INFORMATION:
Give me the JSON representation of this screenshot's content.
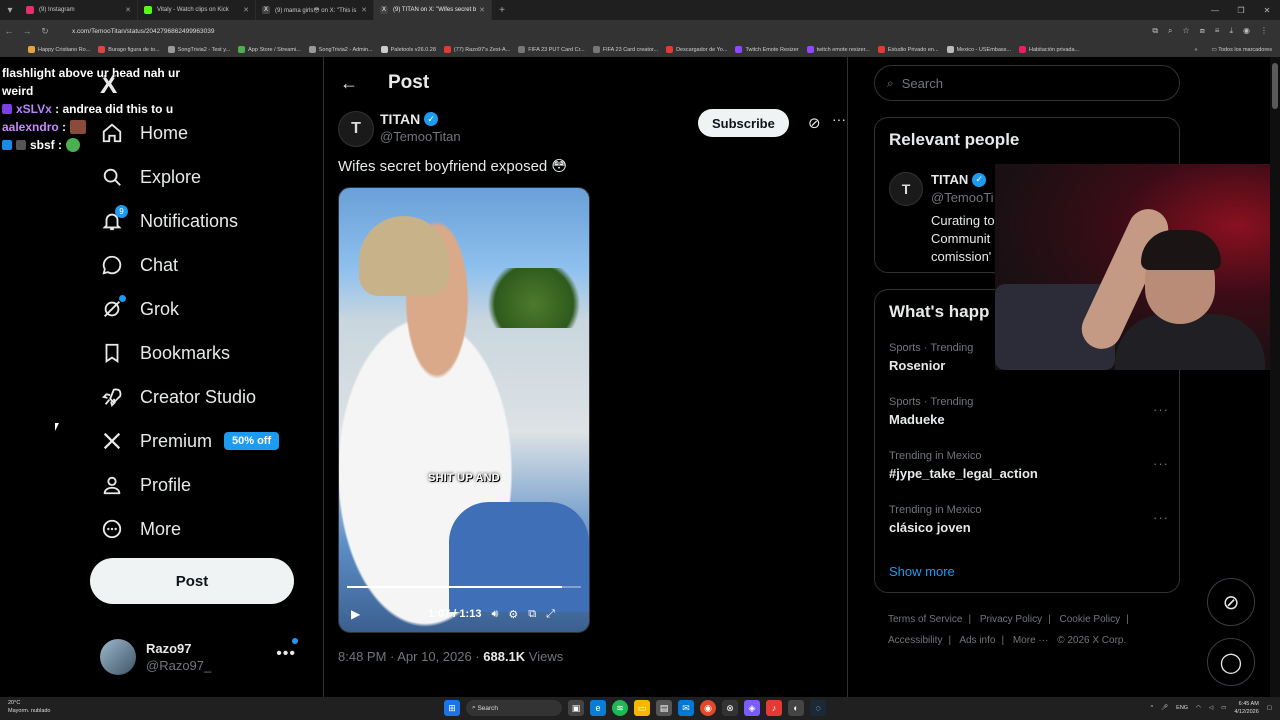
{
  "browser": {
    "tabs": [
      {
        "title": "(9) Instagram",
        "color": "#e1306c",
        "active": false
      },
      {
        "title": "Vitaly - Watch clips on Kick",
        "color": "#53fc18",
        "active": false
      },
      {
        "title": "(9) mama girls😳 on X: \"This is",
        "color": "#ffffff",
        "active": false
      },
      {
        "title": "(9) TITAN on X: \"Wifes secret b",
        "color": "#ffffff",
        "active": true
      }
    ],
    "new_tab": "+",
    "url": "x.com/TemooTitan/status/2042796862499963039",
    "bookmarks": [
      "Happy Cristiano Ro...",
      "Burago figura de to...",
      "SongTrivia2 - Test y...",
      "App Store / Streami...",
      "SongTrivia2 - Admin...",
      "Paletools v26.0.28",
      "(77) Razo97's Zest-A...",
      "FIFA 23 PUT Card Cr...",
      "FIFA 23 Card creator...",
      "Descargador de Yo...",
      "Twitch Emote Resizer",
      "twitch emote resizer...",
      "Estudio Privado en...",
      "Mexico - USEmbass...",
      "Habitación privada..."
    ],
    "bookmarks_more": "»",
    "bookmarks_folder": "Todos los marcadores"
  },
  "nav": {
    "logo": "X",
    "items": [
      {
        "label": "Home",
        "icon": "home-icon"
      },
      {
        "label": "Explore",
        "icon": "search-icon"
      },
      {
        "label": "Notifications",
        "icon": "bell-icon",
        "badge": "9"
      },
      {
        "label": "Chat",
        "icon": "chat-icon"
      },
      {
        "label": "Grok",
        "icon": "grok-icon"
      },
      {
        "label": "Bookmarks",
        "icon": "bookmark-icon"
      },
      {
        "label": "Creator Studio",
        "icon": "rocket-icon"
      },
      {
        "label": "Premium",
        "icon": "x-icon",
        "tag": "50% off"
      },
      {
        "label": "Profile",
        "icon": "person-icon"
      },
      {
        "label": "More",
        "icon": "more-circle-icon"
      }
    ],
    "post_button": "Post",
    "account": {
      "name": "Razo97",
      "handle": "@Razo97_",
      "more": "•••"
    }
  },
  "post": {
    "header": "Post",
    "author": {
      "name": "TITAN",
      "handle": "@TemooTitan",
      "avatar_letter": "T"
    },
    "subscribe": "Subscribe",
    "text": "Wifes secret boyfriend exposed 😳",
    "video": {
      "caption": "SHIT UP AND",
      "time": "1:07 / 1:13",
      "progress": 0.92
    },
    "timestamp": "8:48 PM · Apr 10, 2026 · ",
    "views_count": "688.1K",
    "views_label": " Views"
  },
  "sidebar": {
    "search_placeholder": "Search",
    "relevant_title": "Relevant people",
    "relevant": {
      "name": "TITAN",
      "handle": "@TemooTi",
      "bio": "Curating to\nCommunit\ncomission'",
      "avatar_letter": "T"
    },
    "happening_title": "What's happ",
    "trends": [
      {
        "context": "Sports · Trending",
        "title": "Rosenior"
      },
      {
        "context": "Sports · Trending",
        "title": "Madueke"
      },
      {
        "context": "Trending in Mexico",
        "title": "#jype_take_legal_action"
      },
      {
        "context": "Trending in Mexico",
        "title": "clásico joven"
      }
    ],
    "show_more": "Show more",
    "footer": [
      "Terms of Service",
      "|",
      "Privacy Policy",
      "|",
      "Cookie Policy",
      "|",
      "Accessibility",
      "|",
      "Ads info",
      "|",
      "More ···",
      "© 2026 X Corp."
    ]
  },
  "chat_overlay": [
    {
      "user": "",
      "text": "flashlight above ur head nah ur weird"
    },
    {
      "user": "xSLVx",
      "text": ": andrea did this to u"
    },
    {
      "user": "aalexndro",
      "text": ":"
    },
    {
      "user": "sbsf",
      "text": ":"
    }
  ],
  "taskbar": {
    "weather_temp": "20°C",
    "weather_desc": "Mayorm. nublado",
    "search": "Search",
    "lang": "ENG",
    "time": "6:45 AM",
    "date": "4/12/2026"
  }
}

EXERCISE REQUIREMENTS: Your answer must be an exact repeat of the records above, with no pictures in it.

WRITTEN SOLUTION:
Give me the JSON representation of this screenshot's content.
{
  "browser": {
    "tabs": [
      {
        "title": "(9) Instagram",
        "color": "#e1306c",
        "active": false
      },
      {
        "title": "Vitaly - Watch clips on Kick",
        "color": "#53fc18",
        "active": false
      },
      {
        "title": "(9) mama girls😳 on X: \"This is",
        "color": "#ffffff",
        "active": false
      },
      {
        "title": "(9) TITAN on X: \"Wifes secret b",
        "color": "#ffffff",
        "active": true
      }
    ],
    "new_tab": "+",
    "url": "x.com/TemooTitan/status/2042796862499963039",
    "bookmarks": [
      "Happy Cristiano Ro...",
      "Burago figura de to...",
      "SongTrivia2 - Test y...",
      "App Store / Streami...",
      "SongTrivia2 - Admin...",
      "Paletools v26.0.28",
      "(77) Razo97's Zest-A...",
      "FIFA 23 PUT Card Cr...",
      "FIFA 23 Card creator...",
      "Descargador de Yo...",
      "Twitch Emote Resizer",
      "twitch emote resizer...",
      "Estudio Privado en...",
      "Mexico - USEmbass...",
      "Habitación privada..."
    ],
    "bookmarks_more": "»",
    "bookmarks_folder": "Todos los marcadores"
  },
  "nav": {
    "logo": "X",
    "items": [
      {
        "label": "Home",
        "icon": "home-icon"
      },
      {
        "label": "Explore",
        "icon": "search-icon"
      },
      {
        "label": "Notifications",
        "icon": "bell-icon",
        "badge": "9"
      },
      {
        "label": "Chat",
        "icon": "chat-icon"
      },
      {
        "label": "Grok",
        "icon": "grok-icon"
      },
      {
        "label": "Bookmarks",
        "icon": "bookmark-icon"
      },
      {
        "label": "Creator Studio",
        "icon": "rocket-icon"
      },
      {
        "label": "Premium",
        "icon": "x-icon",
        "tag": "50% off"
      },
      {
        "label": "Profile",
        "icon": "person-icon"
      },
      {
        "label": "More",
        "icon": "more-circle-icon"
      }
    ],
    "post_button": "Post",
    "account": {
      "name": "Razo97",
      "handle": "@Razo97_",
      "more": "•••"
    }
  },
  "post": {
    "header": "Post",
    "author": {
      "name": "TITAN",
      "handle": "@TemooTitan",
      "avatar_letter": "T"
    },
    "subscribe": "Subscribe",
    "text": "Wifes secret boyfriend exposed 😳",
    "video": {
      "caption": "SHIT UP AND",
      "time": "1:07 / 1:13",
      "progress": 0.92
    },
    "timestamp": "8:48 PM · Apr 10, 2026 · ",
    "views_count": "688.1K",
    "views_label": " Views"
  },
  "sidebar": {
    "search_placeholder": "Search",
    "relevant_title": "Relevant people",
    "relevant": {
      "name": "TITAN",
      "handle": "@TemooTi",
      "bio": "Curating to\nCommunit\ncomission'",
      "avatar_letter": "T"
    },
    "happening_title": "What's happ",
    "trends": [
      {
        "context": "Sports · Trending",
        "title": "Rosenior"
      },
      {
        "context": "Sports · Trending",
        "title": "Madueke"
      },
      {
        "context": "Trending in Mexico",
        "title": "#jype_take_legal_action"
      },
      {
        "context": "Trending in Mexico",
        "title": "clásico joven"
      }
    ],
    "show_more": "Show more",
    "footer": [
      "Terms of Service",
      "|",
      "Privacy Policy",
      "|",
      "Cookie Policy",
      "|",
      "Accessibility",
      "|",
      "Ads info",
      "|",
      "More ···",
      "© 2026 X Corp."
    ]
  },
  "chat_overlay": [
    {
      "user": "",
      "text": "flashlight above ur head nah ur weird"
    },
    {
      "user": "xSLVx",
      "text": ": andrea did this to u"
    },
    {
      "user": "aalexndro",
      "text": ":"
    },
    {
      "user": "sbsf",
      "text": ":"
    }
  ],
  "taskbar": {
    "weather_temp": "20°C",
    "weather_desc": "Mayorm. nublado",
    "search": "Search",
    "lang": "ENG",
    "time": "6:45 AM",
    "date": "4/12/2026"
  }
}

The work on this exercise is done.